As a new oil painter, you might have the experience of enjoying a day of painting, thinking your work looks good, and then returning the next day to a canvas that looks dull, hazy, and gray. It happens to everyone, and artist Katie Liddiard is here to explain why it happens and how to bring your painting back to life. Katie shows us a painting she’s made that’s lost some of its vibrancy, explaining that some colors, especially darker hues, can get sunken into the ground. If you’ve used an acrylic gesso to prepare your canvas, this tendency for the ground to suck the oil from the pigment can be especially strong. The colors then look disappointingly dull and the painting flat.
It’s important to address this, Katie says, so you can continue painting while seeing your intended value range.
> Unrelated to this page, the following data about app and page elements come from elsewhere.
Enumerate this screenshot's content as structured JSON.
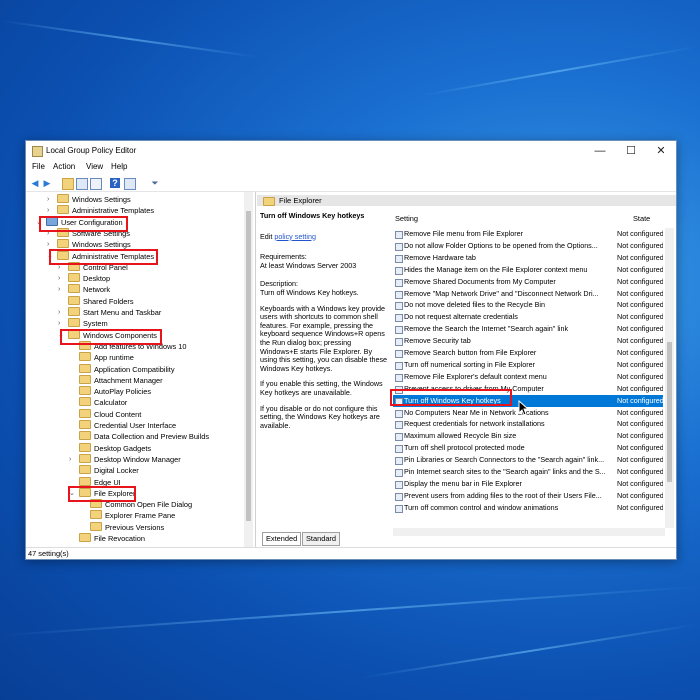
{
  "window": {
    "title": "Local Group Policy Editor",
    "controls": {
      "minimize": "—",
      "maximize": "☐",
      "close": "✕"
    }
  },
  "menu": [
    "File",
    "Action",
    "View",
    "Help"
  ],
  "tree": [
    {
      "label": "Windows Settings",
      "indent": 1,
      "chevron": ">"
    },
    {
      "label": "Administrative Templates",
      "indent": 1,
      "chevron": ">"
    },
    {
      "label": "User Configuration",
      "indent": 0,
      "chevron": "v",
      "icon": "computer"
    },
    {
      "label": "Software Settings",
      "indent": 1,
      "chevron": ">"
    },
    {
      "label": "Windows Settings",
      "indent": 1,
      "chevron": ">"
    },
    {
      "label": "Administrative Templates",
      "indent": 1,
      "chevron": "v"
    },
    {
      "label": "Control Panel",
      "indent": 2,
      "chevron": ">"
    },
    {
      "label": "Desktop",
      "indent": 2,
      "chevron": ">"
    },
    {
      "label": "Network",
      "indent": 2,
      "chevron": ">"
    },
    {
      "label": "Shared Folders",
      "indent": 2,
      "chevron": ""
    },
    {
      "label": "Start Menu and Taskbar",
      "indent": 2,
      "chevron": ">"
    },
    {
      "label": "System",
      "indent": 2,
      "chevron": ">"
    },
    {
      "label": "Windows Components",
      "indent": 2,
      "chevron": "v"
    },
    {
      "label": "Add features to Windows 10",
      "indent": 3,
      "chevron": ""
    },
    {
      "label": "App runtime",
      "indent": 3,
      "chevron": ""
    },
    {
      "label": "Application Compatibility",
      "indent": 3,
      "chevron": ""
    },
    {
      "label": "Attachment Manager",
      "indent": 3,
      "chevron": ""
    },
    {
      "label": "AutoPlay Policies",
      "indent": 3,
      "chevron": ""
    },
    {
      "label": "Calculator",
      "indent": 3,
      "chevron": ""
    },
    {
      "label": "Cloud Content",
      "indent": 3,
      "chevron": ""
    },
    {
      "label": "Credential User Interface",
      "indent": 3,
      "chevron": ""
    },
    {
      "label": "Data Collection and Preview Builds",
      "indent": 3,
      "chevron": ""
    },
    {
      "label": "Desktop Gadgets",
      "indent": 3,
      "chevron": ""
    },
    {
      "label": "Desktop Window Manager",
      "indent": 3,
      "chevron": ">"
    },
    {
      "label": "Digital Locker",
      "indent": 3,
      "chevron": ""
    },
    {
      "label": "Edge UI",
      "indent": 3,
      "chevron": ""
    },
    {
      "label": "File Explorer",
      "indent": 3,
      "chevron": "v"
    },
    {
      "label": "Common Open File Dialog",
      "indent": 4,
      "chevron": ""
    },
    {
      "label": "Explorer Frame Pane",
      "indent": 4,
      "chevron": ""
    },
    {
      "label": "Previous Versions",
      "indent": 4,
      "chevron": ""
    },
    {
      "label": "File Revocation",
      "indent": 3,
      "chevron": ""
    }
  ],
  "right_header": "File Explorer",
  "description": {
    "title": "Turn off Windows Key hotkeys",
    "edit_prefix": "Edit ",
    "edit_link": "policy setting",
    "requirements_label": "Requirements:",
    "requirements": "At least Windows Server 2003",
    "description_label": "Description:",
    "description_title": "Turn off Windows Key hotkeys.",
    "body1": "Keyboards with a Windows key provide users with shortcuts to common shell features. For example, pressing the keyboard sequence Windows+R opens the Run dialog box; pressing Windows+E starts File Explorer. By using this setting, you can disable these Windows Key hotkeys.",
    "body2": "If you enable this setting, the Windows Key hotkeys are unavailable.",
    "body3": "If you disable or do not configure this setting, the Windows Key hotkeys are available."
  },
  "list": {
    "col_setting": "Setting",
    "col_state": "State",
    "rows": [
      {
        "name": "Remove File menu from File Explorer",
        "state": "Not configured"
      },
      {
        "name": "Do not allow Folder Options to be opened from the Options...",
        "state": "Not configured"
      },
      {
        "name": "Remove Hardware tab",
        "state": "Not configured"
      },
      {
        "name": "Hides the Manage item on the File Explorer context menu",
        "state": "Not configured"
      },
      {
        "name": "Remove Shared Documents from My Computer",
        "state": "Not configured"
      },
      {
        "name": "Remove \"Map Network Drive\" and \"Disconnect Network Dri...",
        "state": "Not configured"
      },
      {
        "name": "Do not move deleted files to the Recycle Bin",
        "state": "Not configured"
      },
      {
        "name": "Do not request alternate credentials",
        "state": "Not configured"
      },
      {
        "name": "Remove the Search the Internet \"Search again\" link",
        "state": "Not configured"
      },
      {
        "name": "Remove Security tab",
        "state": "Not configured"
      },
      {
        "name": "Remove Search button from File Explorer",
        "state": "Not configured"
      },
      {
        "name": "Turn off numerical sorting in File Explorer",
        "state": "Not configured"
      },
      {
        "name": "Remove File Explorer's default context menu",
        "state": "Not configured"
      },
      {
        "name": "Prevent access to drives from My Computer",
        "state": "Not configured"
      },
      {
        "name": "Turn off Windows Key hotkeys",
        "state": "Not configured",
        "selected": true
      },
      {
        "name": "No Computers Near Me in Network Locations",
        "state": "Not configured"
      },
      {
        "name": "Request credentials for network installations",
        "state": "Not configured"
      },
      {
        "name": "Maximum allowed Recycle Bin size",
        "state": "Not configured"
      },
      {
        "name": "Turn off shell protocol protected mode",
        "state": "Not configured"
      },
      {
        "name": "Pin Libraries or Search Connectors to the \"Search again\" link...",
        "state": "Not configured"
      },
      {
        "name": "Pin Internet search sites to the \"Search again\" links and the S...",
        "state": "Not configured"
      },
      {
        "name": "Display the menu bar in File Explorer",
        "state": "Not configured"
      },
      {
        "name": "Prevent users from adding files to the root of their Users File...",
        "state": "Not configured"
      },
      {
        "name": "Turn off common control and window animations",
        "state": "Not configured"
      }
    ]
  },
  "tabs": [
    "Extended",
    "Standard"
  ],
  "status": "47 setting(s)",
  "colors": {
    "highlight": "#e8141b",
    "selection": "#0078d7"
  }
}
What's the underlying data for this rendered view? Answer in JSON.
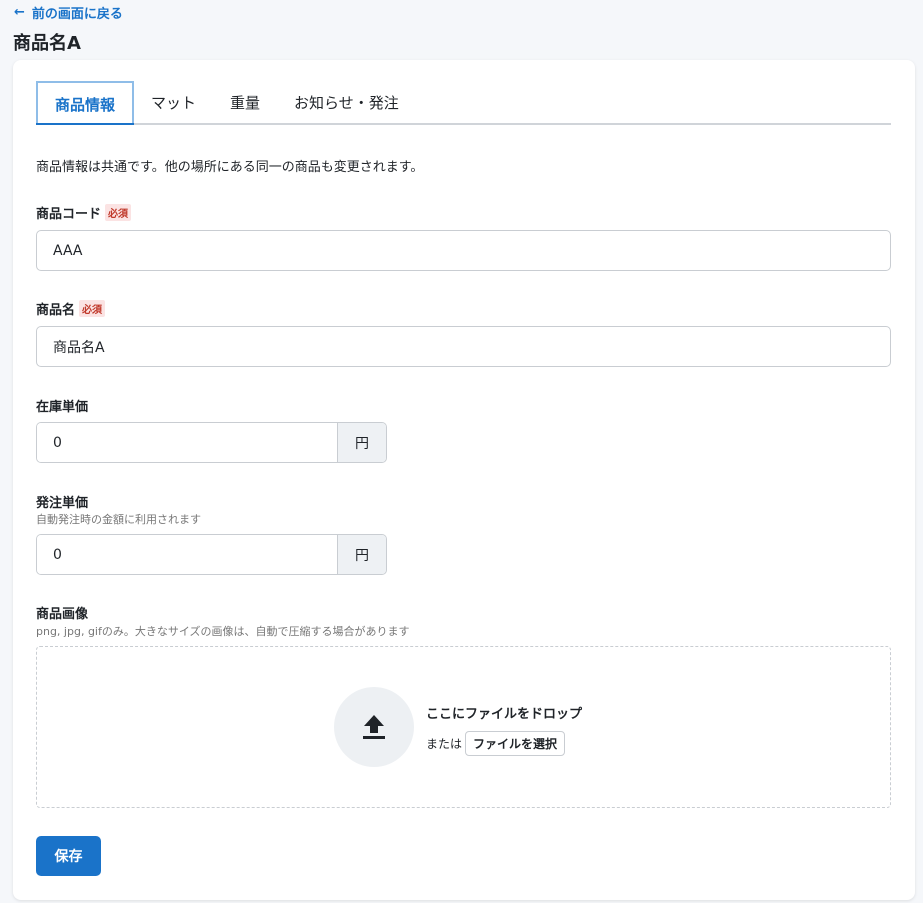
{
  "nav": {
    "back_label": "前の画面に戻る"
  },
  "page": {
    "title": "商品名A"
  },
  "tabs": [
    {
      "label": "商品情報",
      "active": true
    },
    {
      "label": "マット"
    },
    {
      "label": "重量"
    },
    {
      "label": "お知らせ・発注"
    }
  ],
  "note": "商品情報は共通です。他の場所にある同一の商品も変更されます。",
  "required_badge": "必須",
  "fields": {
    "code": {
      "label": "商品コード",
      "value": "AAA"
    },
    "name": {
      "label": "商品名",
      "value": "商品名A"
    },
    "stock_price": {
      "label": "在庫単価",
      "value": "0",
      "unit": "円"
    },
    "order_price": {
      "label": "発注単価",
      "hint": "自動発注時の金額に利用されます",
      "value": "0",
      "unit": "円"
    },
    "image": {
      "label": "商品画像",
      "hint": "png, jpg, gifのみ。大きなサイズの画像は、自動で圧縮する場合があります",
      "drop_title": "ここにファイルをドロップ",
      "or_text": "または",
      "choose_label": "ファイルを選択"
    }
  },
  "actions": {
    "save_label": "保存"
  },
  "colors": {
    "accent": "#1a73c9",
    "required_text": "#c0392b",
    "required_bg": "#fbe3e3"
  }
}
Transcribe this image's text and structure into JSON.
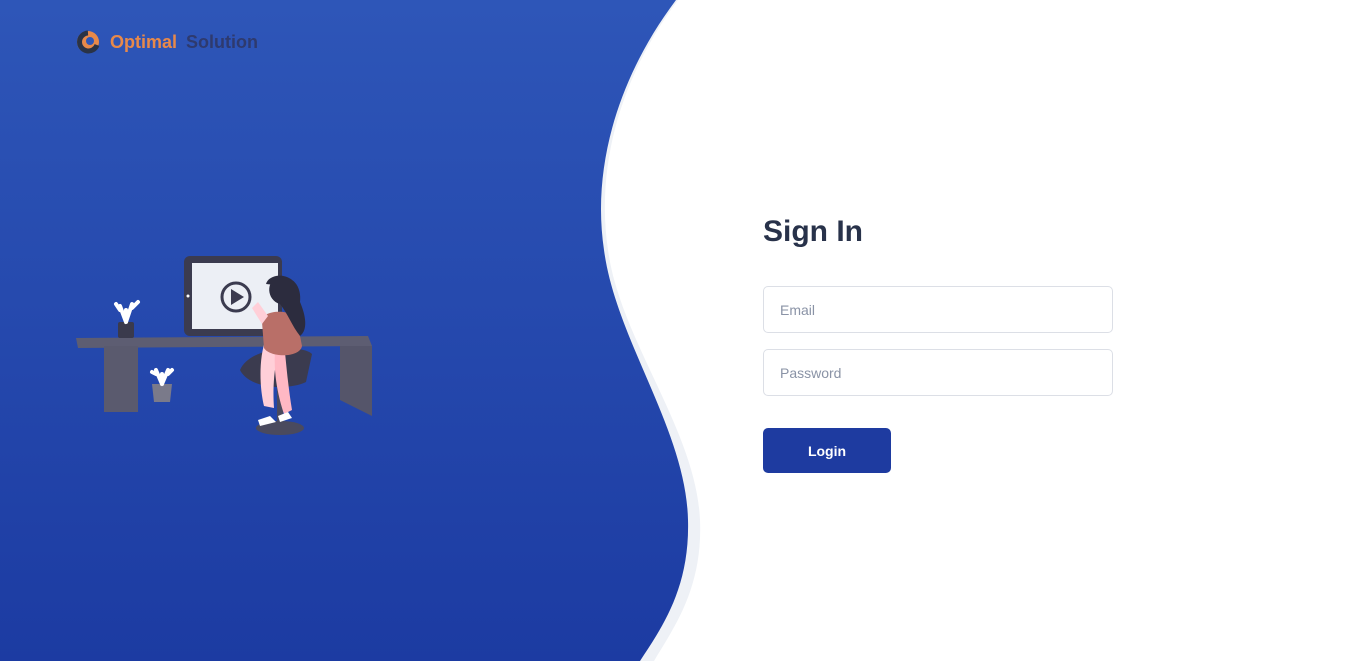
{
  "brand": {
    "word1": "Optimal",
    "word2": "Solution",
    "accent_color": "#e8894a",
    "dark_color": "#2e3a6e"
  },
  "background": {
    "panel_color_top": "#2e56b8",
    "panel_color_bottom": "#1c3ba2",
    "wave_shadow_color": "#eef1f6"
  },
  "illustration": {
    "icon": "play-icon"
  },
  "form": {
    "title": "Sign In",
    "email_placeholder": "Email",
    "password_placeholder": "Password",
    "login_label": "Login",
    "button_color": "#1e3ba0"
  }
}
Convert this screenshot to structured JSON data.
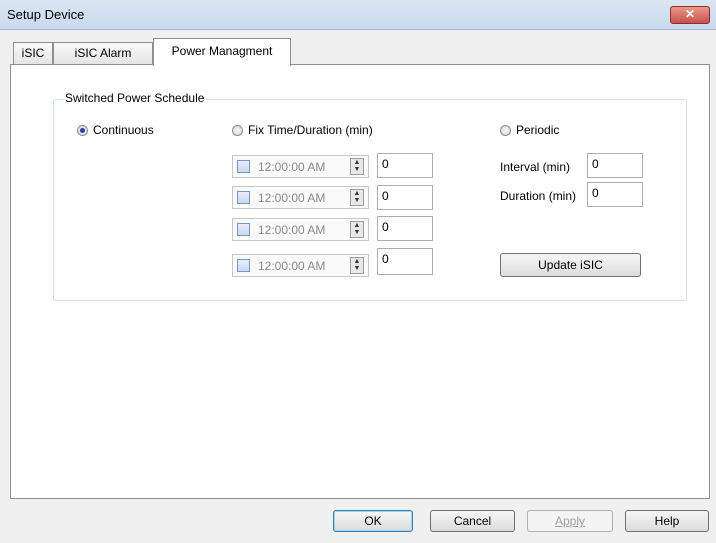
{
  "window": {
    "title": "Setup Device",
    "close_symbol": "✕"
  },
  "tabs": [
    {
      "label": "iSIC"
    },
    {
      "label": "iSIC Alarm"
    },
    {
      "label": "Power Managment"
    }
  ],
  "group": {
    "title": "Switched Power Schedule",
    "radios": {
      "continuous": {
        "label": "Continuous",
        "checked": true
      },
      "fix_time": {
        "label": "Fix Time/Duration (min)",
        "checked": false
      },
      "periodic": {
        "label": "Periodic",
        "checked": false
      }
    },
    "fix_rows": [
      {
        "time": "12:00:00 AM",
        "duration": "0"
      },
      {
        "time": "12:00:00 AM",
        "duration": "0"
      },
      {
        "time": "12:00:00 AM",
        "duration": "0"
      },
      {
        "time": "12:00:00 AM",
        "duration": "0"
      }
    ],
    "interval": {
      "label": "Interval (min)",
      "value": "0"
    },
    "duration": {
      "label": "Duration (min)",
      "value": "0"
    },
    "update_button": "Update iSIC"
  },
  "buttons": {
    "ok": "OK",
    "cancel": "Cancel",
    "apply": "Apply",
    "help": "Help"
  }
}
The process of “oiling out” the painting will revive it. Katie begins by picking up some of her medium with her brush—just a small amount—and adding a touch of mineral spirits in a ratio of about three parts mineral spirits to one part medium. Using the brush, she rubs this mixture on the entire surface of the painting. All of the lost tones and depth of color return! Katie suggests avoiding using too much oil, as it can deteriorate your painting. Next, wipe off the excess with a paper towel (some artists like to use a makeup sponge for this step). Check out your painting at an angle to be sure you didn’t miss any spots. Now, paint on!
The name of the medium was covered by the recording’s progress bar at the bottom of the video and there was no way to turn it off. She never actually named the medium so I don’t know what it is.
Hi Katie, as oil paint takes a while to dry, how long should you wait before doing this process? I’d be concerned the paint will smudge.
Also, you mentioned using acrylic gesso could be a problem. What would you recommend instead?
Would this be a problem for water based oils? If so, would you fix it the same way? Thanks.